Syria's Assad calls Jordan's king to boost cooperation amid thaw in relations
Jordan’s King Abdullah II received a call on Sunday from Syrian President Bashar Al-Assad, the first conversation between the two leaders after a decade of strain over Syria's civil war.
The call comes amid efforts aimed at boosting cooperation between the two countries, which are facing challenging economic conditions.
The Jordanian royal court said the leaders discussed relations between the "brotherly countries and ways to enhance cooperation between them.”
Abdullah affirmed his country’s support for “efforts to preserve Syria’s sovereignty, stability, territorial integrity and people.”
Syria’s state news agency SANA said Assad called Abdullah to discuss bilateral relations and “reinforcing cooperation in the interests of the two countries and people.”
The call is part of a new thaw in relations between the two neighbours after the Syrian civil war. Syria is facing sanctions imposed by the United States and many western nations.
Jordan has reduced diplomatic relations with Syria, like most Arab countries, following the start of the civil war there in 2011. Jordan hosted western-backed opposition groups and took in hundreds of thousands of refugees.
Arab and western countries generally blamed Assad for the deadly crackdown on the protests that erupted in 2011, which displaced and killed millions of people, and instead supported the opposition in early days of the conflict.
The tide of the war changed since late 2015 as Russia threw its military weight behind Assad.
The phone conversation also comes days after Jordan fully reopened its main border crossing with Syria, a commercial lifeline for the two nations.
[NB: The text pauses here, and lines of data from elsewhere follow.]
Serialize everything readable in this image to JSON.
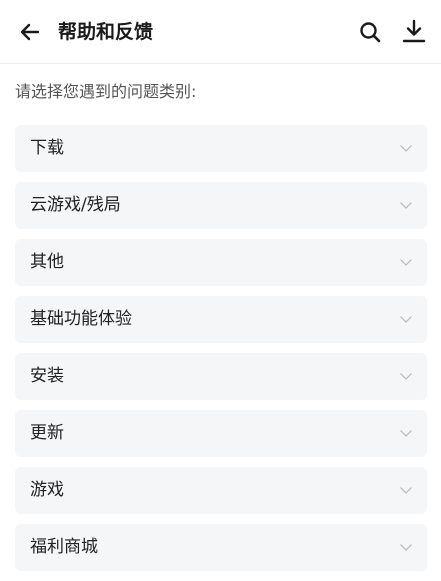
{
  "header": {
    "title": "帮助和反馈"
  },
  "prompt": "请选择您遇到的问题类别:",
  "categories": [
    {
      "label": "下载"
    },
    {
      "label": "云游戏/残局"
    },
    {
      "label": "其他"
    },
    {
      "label": "基础功能体验"
    },
    {
      "label": "安装"
    },
    {
      "label": "更新"
    },
    {
      "label": "游戏"
    },
    {
      "label": "福利商城"
    }
  ],
  "icons": {
    "back": "arrow-left-icon",
    "search": "search-icon",
    "download": "download-icon",
    "expand": "chevron-down-icon"
  },
  "colors": {
    "text": "#1a1a1a",
    "item_bg": "#f5f6f8",
    "chevron": "#b8b8b8"
  }
}
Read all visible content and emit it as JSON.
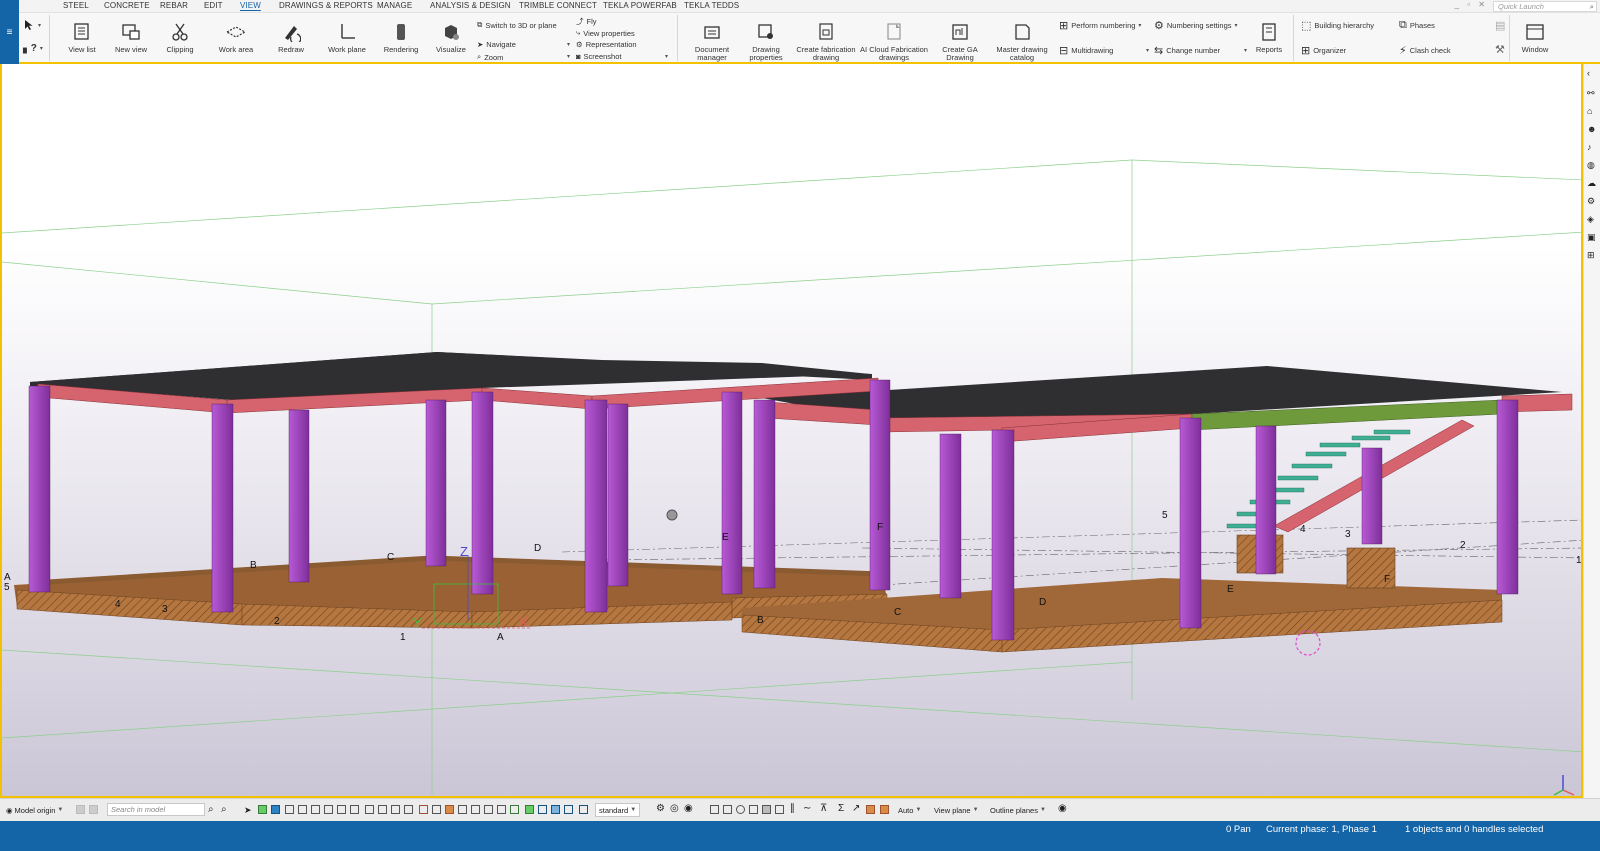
{
  "menu": {
    "tabs": [
      "STEEL",
      "CONCRETE",
      "REBAR",
      "EDIT",
      "VIEW",
      "DRAWINGS & REPORTS",
      "MANAGE",
      "ANALYSIS & DESIGN",
      "TRIMBLE CONNECT",
      "TEKLA POWERFAB",
      "TEKLA TEDDS"
    ],
    "active_tab": "VIEW",
    "quick_launch_placeholder": "Quick Launch"
  },
  "ribbon": {
    "view_list": "View list",
    "new_view": "New view",
    "clipping": "Clipping",
    "work_area": "Work area",
    "redraw": "Redraw",
    "work_plane": "Work plane",
    "rendering": "Rendering",
    "visualize": "Visualize",
    "switch_3d": "Switch to 3D or plane",
    "navigate": "Navigate",
    "zoom": "Zoom",
    "fly": "Fly",
    "view_properties": "View properties",
    "representation": "Representation",
    "screenshot": "Screenshot",
    "document_manager": [
      "Document",
      "manager"
    ],
    "drawing_properties": [
      "Drawing",
      "properties"
    ],
    "create_fabrication": [
      "Create fabrication",
      "drawing"
    ],
    "ai_cloud": [
      "AI Cloud Fabrication",
      "drawings"
    ],
    "create_ga": [
      "Create GA",
      "Drawing"
    ],
    "master_catalog": [
      "Master drawing",
      "catalog"
    ],
    "perform_numbering": "Perform numbering",
    "numbering_settings": "Numbering settings",
    "multidrawing": "Multidrawing",
    "change_number": "Change number",
    "reports": "Reports",
    "building_hierarchy": "Building hierarchy",
    "organizer": "Organizer",
    "phases": "Phases",
    "clash_check": "Clash check",
    "window": "Window"
  },
  "viewport": {
    "grid_labels_left": [
      "A",
      "B",
      "C",
      "D",
      "E",
      "F",
      "1",
      "2",
      "3",
      "4",
      "5"
    ],
    "grid_labels_right": [
      "D",
      "E",
      "F",
      "5",
      "4",
      "3",
      "2",
      "1",
      "B",
      "C"
    ],
    "axis": {
      "x": "X",
      "y": "Y",
      "z": "Z"
    }
  },
  "bottombar": {
    "model_origin": "Model origin",
    "search_placeholder": "Search in model",
    "standard": "standard",
    "auto": "Auto",
    "view_plane": "View plane",
    "outline_planes": "Outline planes"
  },
  "status": {
    "mode": "0  Pan",
    "phase": "Current phase: 1, Phase 1",
    "selection": "1 objects and 0 handles selected"
  },
  "colors": {
    "accent": "#1464a8",
    "column": "#9c44b8",
    "beam": "#d5646e",
    "slab": "#2f2f31",
    "footing": "#b5763f",
    "stair": "#3fae93",
    "beam_green": "#6f9a3c"
  }
}
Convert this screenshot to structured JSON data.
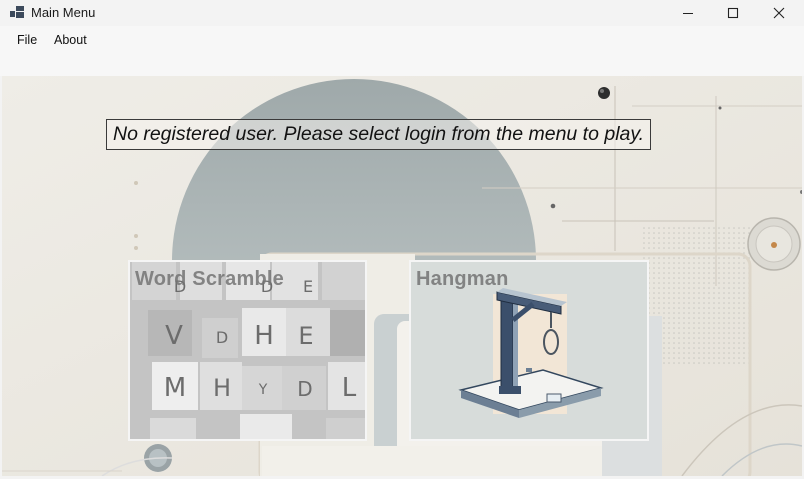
{
  "window": {
    "title": "Main Menu",
    "icons": {
      "app": "app-icon",
      "minimize": "minimize-icon",
      "maximize": "maximize-icon",
      "close": "close-icon"
    }
  },
  "menu": {
    "file_label": "File",
    "about_label": "About"
  },
  "status_message": "No registered user. Please select login from the menu to play.",
  "games": [
    {
      "title": "Word Scramble",
      "tiles": [
        "D",
        "E",
        "V",
        "H",
        "E",
        "M",
        "H",
        "Y",
        "L"
      ]
    },
    {
      "title": "Hangman"
    }
  ]
}
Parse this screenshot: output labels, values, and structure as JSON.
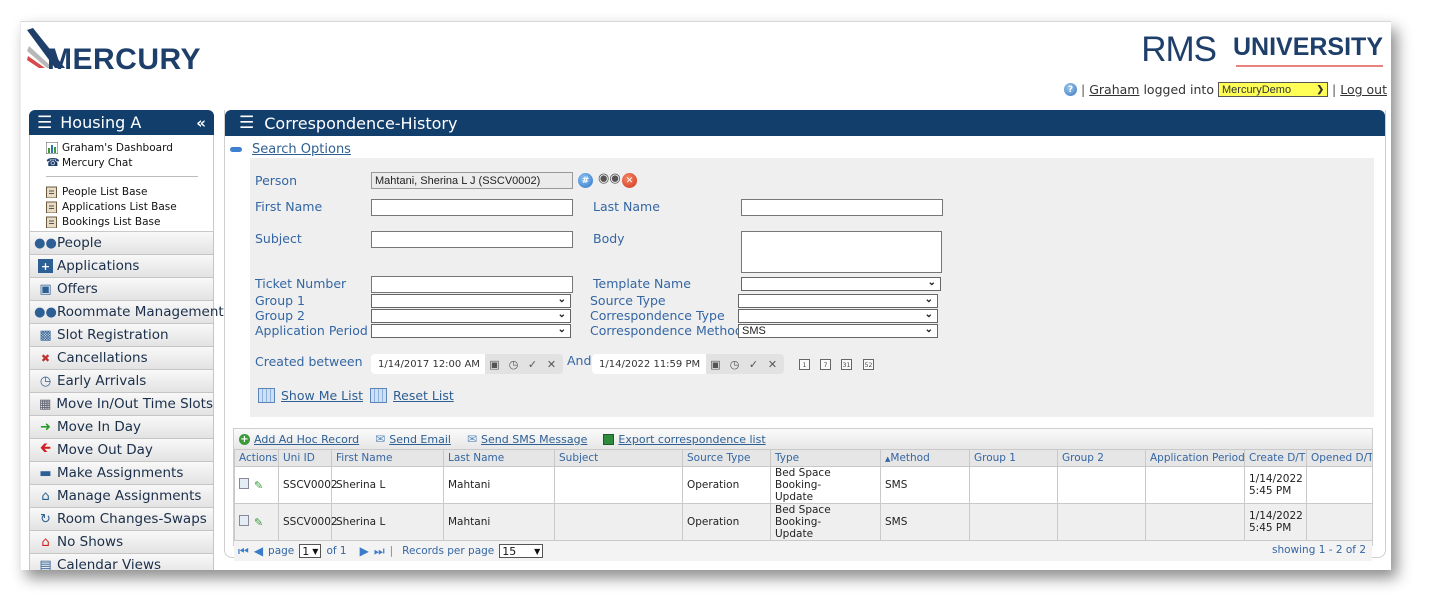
{
  "brand": {
    "logo": "MERCURY",
    "rms": "RMS",
    "university": "UNIVERSITY"
  },
  "userbar": {
    "help_icon": "help-icon",
    "user": "Graham",
    "logged_into": "logged into",
    "database": "MercuryDemo",
    "logout": "Log out"
  },
  "sidebar": {
    "title": "Housing A",
    "quick_links": [
      {
        "label": "Graham's Dashboard",
        "icon": "chart-icon"
      },
      {
        "label": "Mercury Chat",
        "icon": "phone-icon"
      }
    ],
    "list_bases": [
      {
        "label": "People List Base",
        "icon": "clipboard-icon"
      },
      {
        "label": "Applications List Base",
        "icon": "clipboard-icon"
      },
      {
        "label": "Bookings List Base",
        "icon": "clipboard-icon"
      }
    ],
    "items": [
      {
        "label": "People",
        "icon": "people-icon"
      },
      {
        "label": "Applications",
        "icon": "add-document-icon"
      },
      {
        "label": "Offers",
        "icon": "folder-add-icon"
      },
      {
        "label": "Roommate Management",
        "icon": "people-icon"
      },
      {
        "label": "Slot Registration",
        "icon": "registration-icon"
      },
      {
        "label": "Cancellations",
        "icon": "cancel-document-icon"
      },
      {
        "label": "Early Arrivals",
        "icon": "clock-icon"
      },
      {
        "label": "Move In/Out Time Slots",
        "icon": "calendar-grid-icon"
      },
      {
        "label": "Move In Day",
        "icon": "arrow-right-icon"
      },
      {
        "label": "Move Out Day",
        "icon": "arrow-left-icon"
      },
      {
        "label": "Make Assignments",
        "icon": "bed-icon"
      },
      {
        "label": "Manage Assignments",
        "icon": "home-icon"
      },
      {
        "label": "Room Changes-Swaps",
        "icon": "swap-icon"
      },
      {
        "label": "No Shows",
        "icon": "home-red-icon"
      },
      {
        "label": "Calendar Views",
        "icon": "calendar-icon"
      }
    ]
  },
  "main": {
    "title": "Correspondence-History",
    "search_options": "Search Options",
    "form": {
      "person_label": "Person",
      "person_value": "Mahtani, Sherina L J (SSCV0002)",
      "first_name_label": "First Name",
      "first_name_value": "",
      "last_name_label": "Last Name",
      "last_name_value": "",
      "subject_label": "Subject",
      "subject_value": "",
      "body_label": "Body",
      "body_value": "",
      "ticket_label": "Ticket Number",
      "ticket_value": "",
      "template_label": "Template Name",
      "template_value": "",
      "group1_label": "Group 1",
      "group1_value": "",
      "group2_label": "Group 2",
      "group2_value": "",
      "app_period_label": "Application Period",
      "app_period_value": "",
      "source_type_label": "Source Type",
      "source_type_value": "",
      "corr_type_label": "Correspondence Type",
      "corr_type_value": "",
      "corr_method_label": "Correspondence Method",
      "corr_method_value": "SMS",
      "created_between_label": "Created between",
      "created_from": "1/14/2017 12:00 AM",
      "and_label": "And",
      "created_to": "1/14/2022 11:59 PM",
      "quick_dates": [
        "1",
        "7",
        "31",
        "52"
      ],
      "show_me_list": "Show Me List",
      "reset_list": "Reset List"
    },
    "toolbar": {
      "add_ad_hoc": "Add Ad Hoc Record",
      "send_email": "Send Email",
      "send_sms": "Send SMS Message",
      "export": "Export correspondence list"
    },
    "table": {
      "columns": [
        "Actions",
        "Uni ID",
        "First Name",
        "Last Name",
        "Subject",
        "Source Type",
        "Type",
        "Method",
        "Group 1",
        "Group 2",
        "Application Period",
        "Create D/T",
        "Opened D/T"
      ],
      "sort_column": "Method",
      "rows": [
        {
          "uni_id": "SSCV0002",
          "first_name": "Sherina L",
          "last_name": "Mahtani",
          "subject": "",
          "source_type": "Operation",
          "type_line1": "Bed Space Booking-",
          "type_line2": "Update",
          "method": "SMS",
          "group1": "",
          "group2": "",
          "app_period": "",
          "create_date": "1/14/2022",
          "create_time": "5:45 PM",
          "opened": ""
        },
        {
          "uni_id": "SSCV0002",
          "first_name": "Sherina L",
          "last_name": "Mahtani",
          "subject": "",
          "source_type": "Operation",
          "type_line1": "Bed Space Booking-",
          "type_line2": "Update",
          "method": "SMS",
          "group1": "",
          "group2": "",
          "app_period": "",
          "create_date": "1/14/2022",
          "create_time": "5:45 PM",
          "opened": ""
        }
      ]
    },
    "pager": {
      "page_label": "page",
      "page": "1",
      "of_label": "of 1",
      "records_label": "Records per page",
      "records_per_page": "15",
      "showing": "showing 1 - 2 of 2"
    }
  },
  "colors": {
    "header_navy": "#123e6c",
    "link_blue": "#2d5f94",
    "label_blue": "#3466a3",
    "db_select_yellow": "#ffff55"
  }
}
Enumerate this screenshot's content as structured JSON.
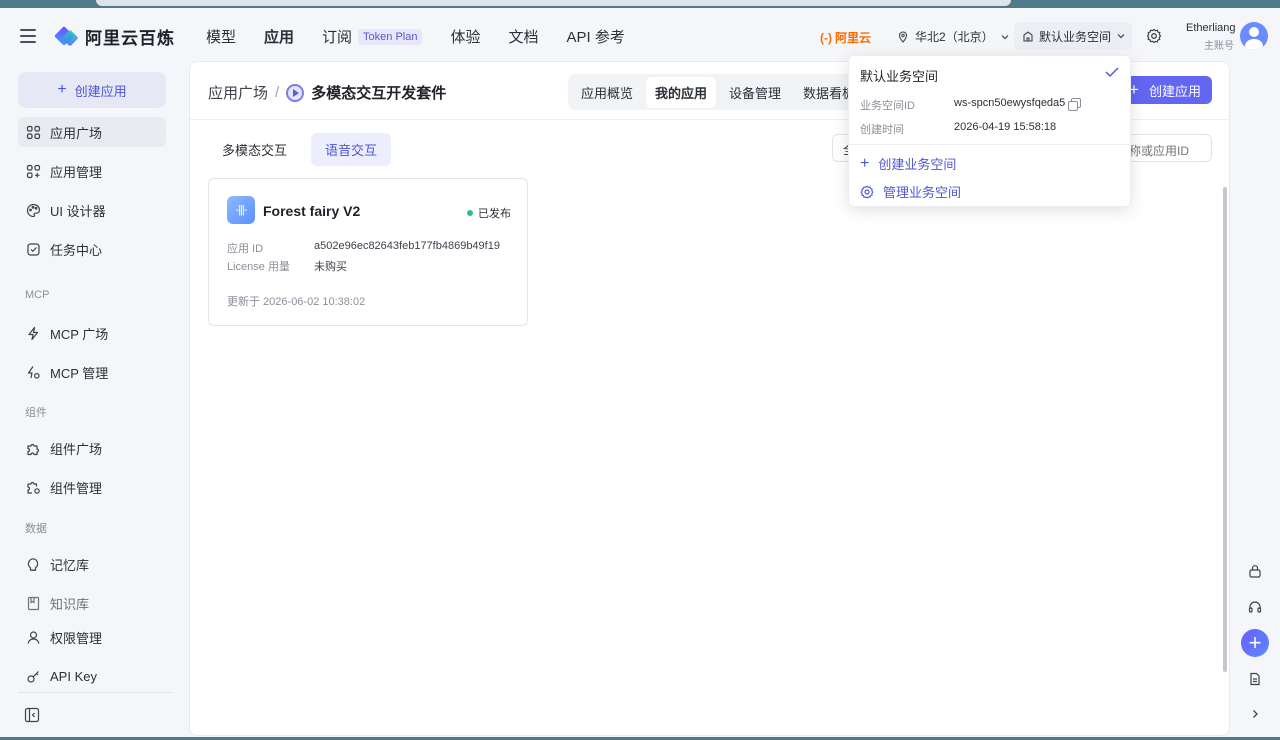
{
  "header": {
    "logo_text": "阿里云百炼",
    "nav": [
      {
        "label": "模型"
      },
      {
        "label": "应用"
      },
      {
        "label": "订阅"
      },
      {
        "label": "体验"
      },
      {
        "label": "文档"
      },
      {
        "label": "API 参考"
      }
    ],
    "token_plan": "Token Plan",
    "aliyun_brand": "阿里云",
    "aliyun_bracket": "(-)",
    "region": "华北2（北京）",
    "workspace": "默认业务空间",
    "user_name": "Etherliang",
    "user_role": "主账号"
  },
  "sidebar": {
    "create_app": "创建应用",
    "items": [
      {
        "label": "应用广场",
        "icon": "grid-icon"
      },
      {
        "label": "应用管理",
        "icon": "grid-manage-icon"
      },
      {
        "label": "UI 设计器",
        "icon": "palette-icon"
      },
      {
        "label": "任务中心",
        "icon": "task-icon"
      },
      {
        "label": "MCP 广场",
        "icon": "lightning-icon"
      },
      {
        "label": "MCP 管理",
        "icon": "lightning-manage-icon"
      },
      {
        "label": "组件广场",
        "icon": "puzzle-icon"
      },
      {
        "label": "组件管理",
        "icon": "puzzle-manage-icon"
      },
      {
        "label": "记忆库",
        "icon": "memory-icon"
      },
      {
        "label": "知识库",
        "icon": "book-icon"
      },
      {
        "label": "权限管理",
        "icon": "user-icon"
      },
      {
        "label": "API Key",
        "icon": "key-icon"
      }
    ],
    "sections": [
      "MCP",
      "组件",
      "数据"
    ]
  },
  "main": {
    "breadcrumb_root": "应用广场",
    "breadcrumb_sep": "/",
    "breadcrumb_current": "多模态交互开发套件",
    "tabs": [
      {
        "label": "应用概览"
      },
      {
        "label": "我的应用"
      },
      {
        "label": "设备管理"
      },
      {
        "label": "数据看板"
      }
    ],
    "create_button": "创建应用",
    "subtabs": [
      {
        "label": "多模态交互"
      },
      {
        "label": "语音交互"
      }
    ],
    "filter_value": "全部",
    "search_placeholder": "请输入应用名称或应用ID",
    "card": {
      "icon_text": "-|||-",
      "title": "Forest fairy V2",
      "status": "已发布",
      "app_id_label": "应用 ID",
      "app_id": "a502e96ec82643feb177fb4869b49f19",
      "license_label": "License 用量",
      "license_value": "未购买",
      "updated": "更新于 2026-06-02 10:38:02"
    }
  },
  "dropdown": {
    "title": "默认业务空间",
    "ws_id_label": "业务空间ID",
    "ws_id": "ws-spcn50ewysfqeda5",
    "created_label": "创建时间",
    "created": "2026-04-19 15:58:18",
    "create_ws": "创建业务空间",
    "manage_ws": "管理业务空间"
  },
  "colors": {
    "accent": "#6366f1",
    "brand_orange": "#ff6a00",
    "status_green": "#2fbf8f"
  }
}
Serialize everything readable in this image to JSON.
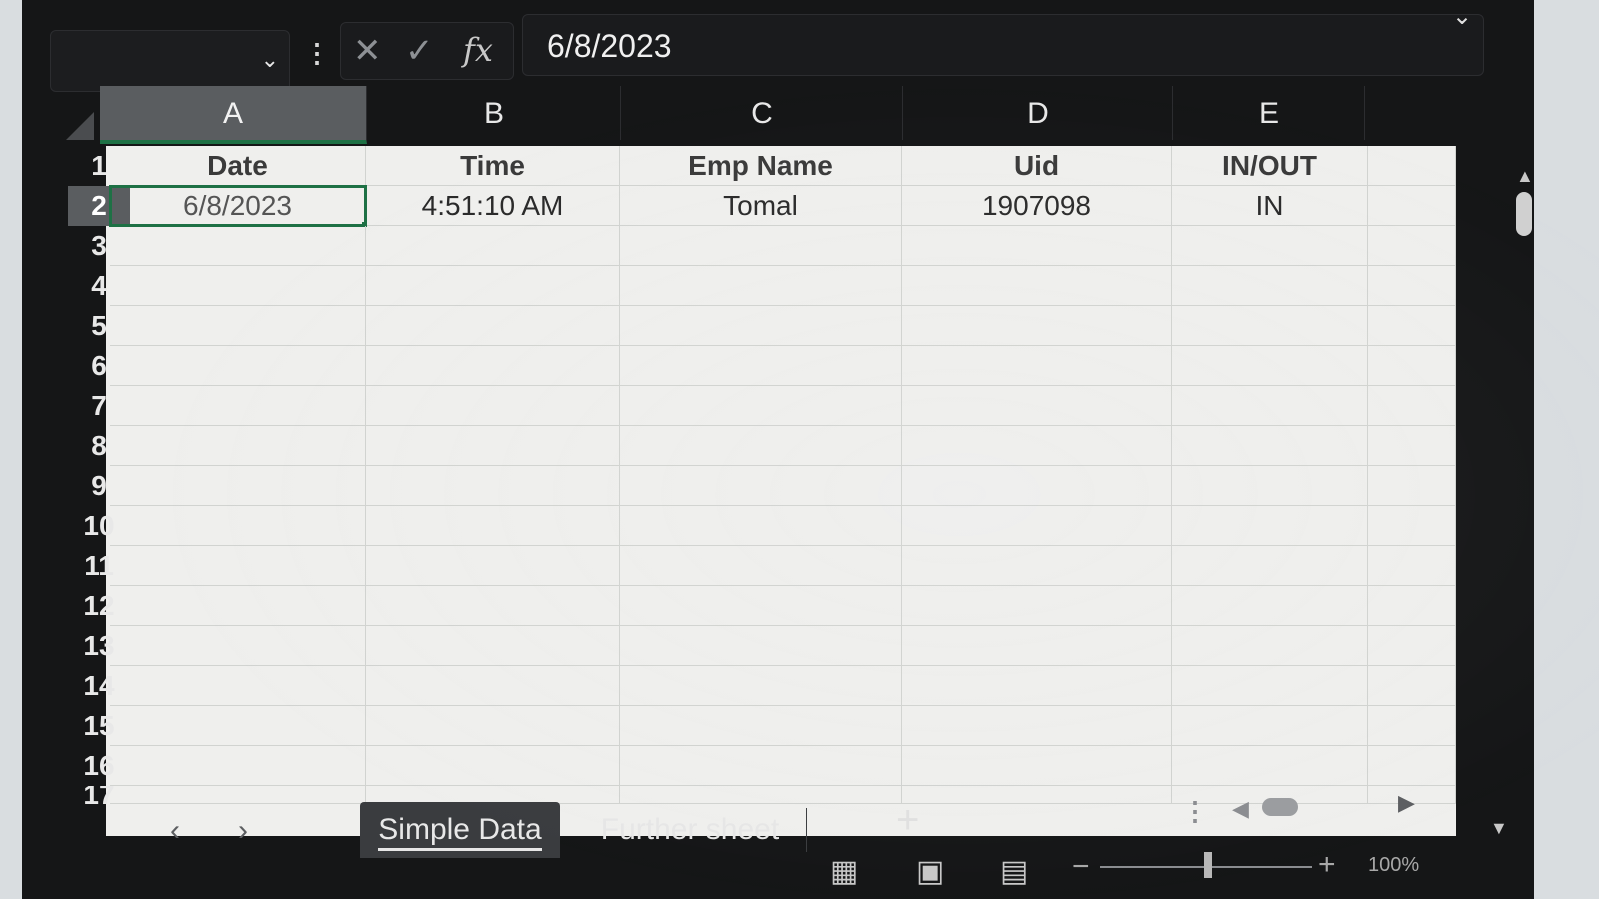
{
  "formula_bar": {
    "name_box_value": "",
    "cancel_icon": "close-icon",
    "enter_icon": "check-icon",
    "fx_label": "fx",
    "formula_value": "6/8/2023"
  },
  "columns": [
    "A",
    "B",
    "C",
    "D",
    "E"
  ],
  "rows": [
    "1",
    "2",
    "3",
    "4",
    "5",
    "6",
    "7",
    "8",
    "9",
    "10",
    "11",
    "12",
    "13",
    "14",
    "15",
    "16",
    "17"
  ],
  "selected_cell": "A2",
  "data": {
    "headers": [
      "Date",
      "Time",
      "Emp Name",
      "Uid",
      "IN/OUT"
    ],
    "record": [
      "6/8/2023",
      "4:51:10 AM",
      "Tomal",
      "1907098",
      "IN"
    ]
  },
  "tabs": {
    "active": "Simple Data",
    "other": "Further sheet",
    "add_label": "+"
  },
  "status": {
    "zoom": "100%",
    "zoom_minus": "−",
    "zoom_plus": "+"
  },
  "colors": {
    "accent": "#1e7145",
    "frame": "#151617",
    "grid": "#efefed"
  }
}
The crossing had reopened in 2018 but was shut again amid coronavirus restrictions and as the security situation deteriorated on Syria’s southern borders.
Syria’s defense minister visited Jordan late last month. A 10-year old deal to transport Egyptian natural gas through Jordan, Syria and Lebanon was also revived in September.